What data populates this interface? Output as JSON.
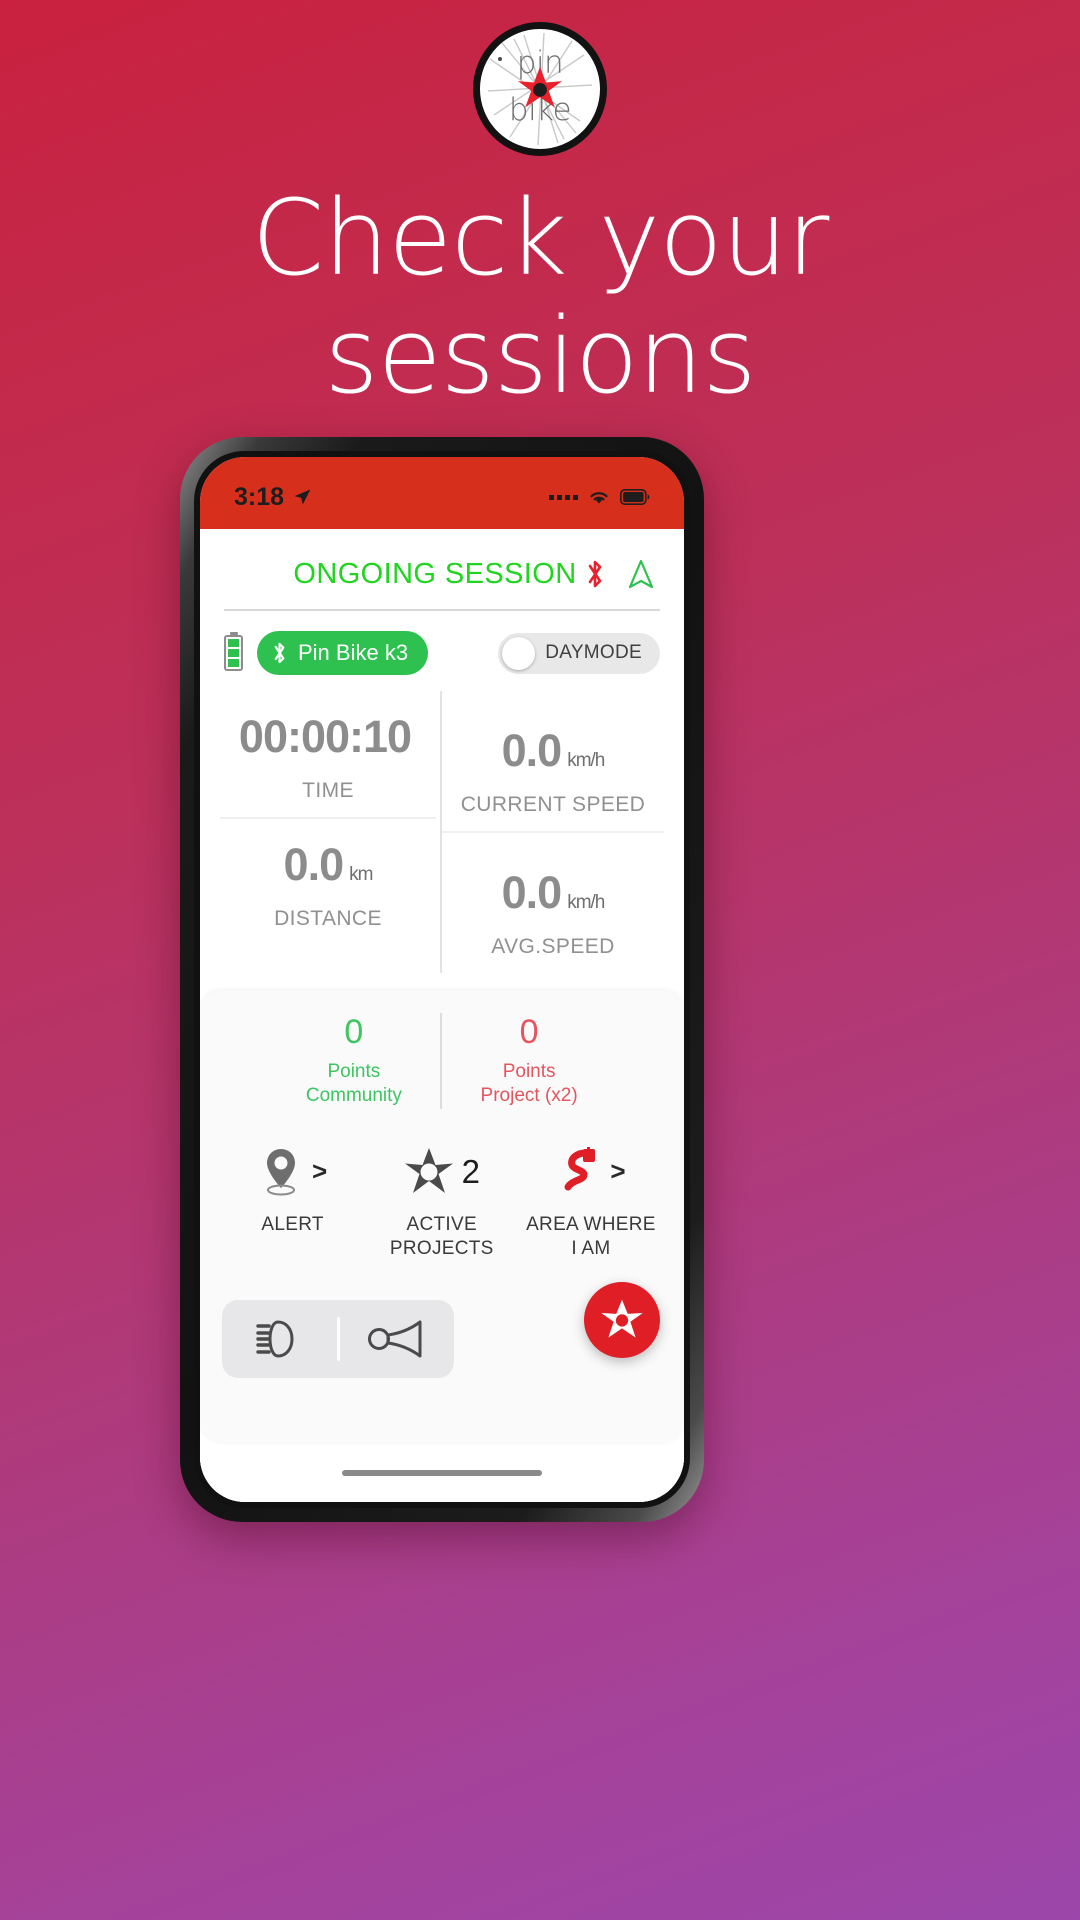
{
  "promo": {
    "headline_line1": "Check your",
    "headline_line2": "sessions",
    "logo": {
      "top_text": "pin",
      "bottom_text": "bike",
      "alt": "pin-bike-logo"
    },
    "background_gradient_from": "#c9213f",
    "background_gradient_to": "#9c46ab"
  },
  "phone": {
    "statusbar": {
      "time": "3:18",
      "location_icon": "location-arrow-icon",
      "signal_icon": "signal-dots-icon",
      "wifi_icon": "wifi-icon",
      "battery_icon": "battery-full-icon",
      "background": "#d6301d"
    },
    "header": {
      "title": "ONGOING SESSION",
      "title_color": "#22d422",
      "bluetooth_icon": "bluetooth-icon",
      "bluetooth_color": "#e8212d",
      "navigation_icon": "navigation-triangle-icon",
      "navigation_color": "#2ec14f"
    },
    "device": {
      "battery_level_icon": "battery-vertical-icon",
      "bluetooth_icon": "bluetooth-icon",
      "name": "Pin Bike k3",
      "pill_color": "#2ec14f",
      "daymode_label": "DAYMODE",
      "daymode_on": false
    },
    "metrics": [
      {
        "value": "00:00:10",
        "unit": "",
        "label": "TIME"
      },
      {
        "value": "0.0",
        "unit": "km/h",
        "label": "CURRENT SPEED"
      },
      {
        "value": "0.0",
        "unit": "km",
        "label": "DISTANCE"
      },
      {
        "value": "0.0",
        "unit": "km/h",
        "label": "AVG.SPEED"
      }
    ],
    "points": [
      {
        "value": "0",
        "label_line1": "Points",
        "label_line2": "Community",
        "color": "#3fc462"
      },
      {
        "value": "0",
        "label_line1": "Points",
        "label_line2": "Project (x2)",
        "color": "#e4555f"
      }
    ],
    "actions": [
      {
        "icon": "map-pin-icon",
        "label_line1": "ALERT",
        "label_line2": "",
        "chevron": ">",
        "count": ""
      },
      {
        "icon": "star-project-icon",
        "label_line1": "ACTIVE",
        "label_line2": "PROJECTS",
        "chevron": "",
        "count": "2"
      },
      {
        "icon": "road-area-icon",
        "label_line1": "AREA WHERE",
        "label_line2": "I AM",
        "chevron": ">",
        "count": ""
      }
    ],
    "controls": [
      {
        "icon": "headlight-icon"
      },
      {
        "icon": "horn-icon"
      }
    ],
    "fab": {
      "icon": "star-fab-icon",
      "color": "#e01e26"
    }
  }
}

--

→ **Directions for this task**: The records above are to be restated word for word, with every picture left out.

→ **Finished exercise**:
What data populates this interface? Output as JSON.
{
  "promo": {
    "headline_line1": "Check your",
    "headline_line2": "sessions",
    "logo": {
      "top_text": "pin",
      "bottom_text": "bike",
      "alt": "pin-bike-logo"
    },
    "background_gradient_from": "#c9213f",
    "background_gradient_to": "#9c46ab"
  },
  "phone": {
    "statusbar": {
      "time": "3:18",
      "location_icon": "location-arrow-icon",
      "signal_icon": "signal-dots-icon",
      "wifi_icon": "wifi-icon",
      "battery_icon": "battery-full-icon",
      "background": "#d6301d"
    },
    "header": {
      "title": "ONGOING SESSION",
      "title_color": "#22d422",
      "bluetooth_icon": "bluetooth-icon",
      "bluetooth_color": "#e8212d",
      "navigation_icon": "navigation-triangle-icon",
      "navigation_color": "#2ec14f"
    },
    "device": {
      "battery_level_icon": "battery-vertical-icon",
      "bluetooth_icon": "bluetooth-icon",
      "name": "Pin Bike k3",
      "pill_color": "#2ec14f",
      "daymode_label": "DAYMODE",
      "daymode_on": false
    },
    "metrics": [
      {
        "value": "00:00:10",
        "unit": "",
        "label": "TIME"
      },
      {
        "value": "0.0",
        "unit": "km/h",
        "label": "CURRENT SPEED"
      },
      {
        "value": "0.0",
        "unit": "km",
        "label": "DISTANCE"
      },
      {
        "value": "0.0",
        "unit": "km/h",
        "label": "AVG.SPEED"
      }
    ],
    "points": [
      {
        "value": "0",
        "label_line1": "Points",
        "label_line2": "Community",
        "color": "#3fc462"
      },
      {
        "value": "0",
        "label_line1": "Points",
        "label_line2": "Project (x2)",
        "color": "#e4555f"
      }
    ],
    "actions": [
      {
        "icon": "map-pin-icon",
        "label_line1": "ALERT",
        "label_line2": "",
        "chevron": ">",
        "count": ""
      },
      {
        "icon": "star-project-icon",
        "label_line1": "ACTIVE",
        "label_line2": "PROJECTS",
        "chevron": "",
        "count": "2"
      },
      {
        "icon": "road-area-icon",
        "label_line1": "AREA WHERE",
        "label_line2": "I AM",
        "chevron": ">",
        "count": ""
      }
    ],
    "controls": [
      {
        "icon": "headlight-icon"
      },
      {
        "icon": "horn-icon"
      }
    ],
    "fab": {
      "icon": "star-fab-icon",
      "color": "#e01e26"
    }
  }
}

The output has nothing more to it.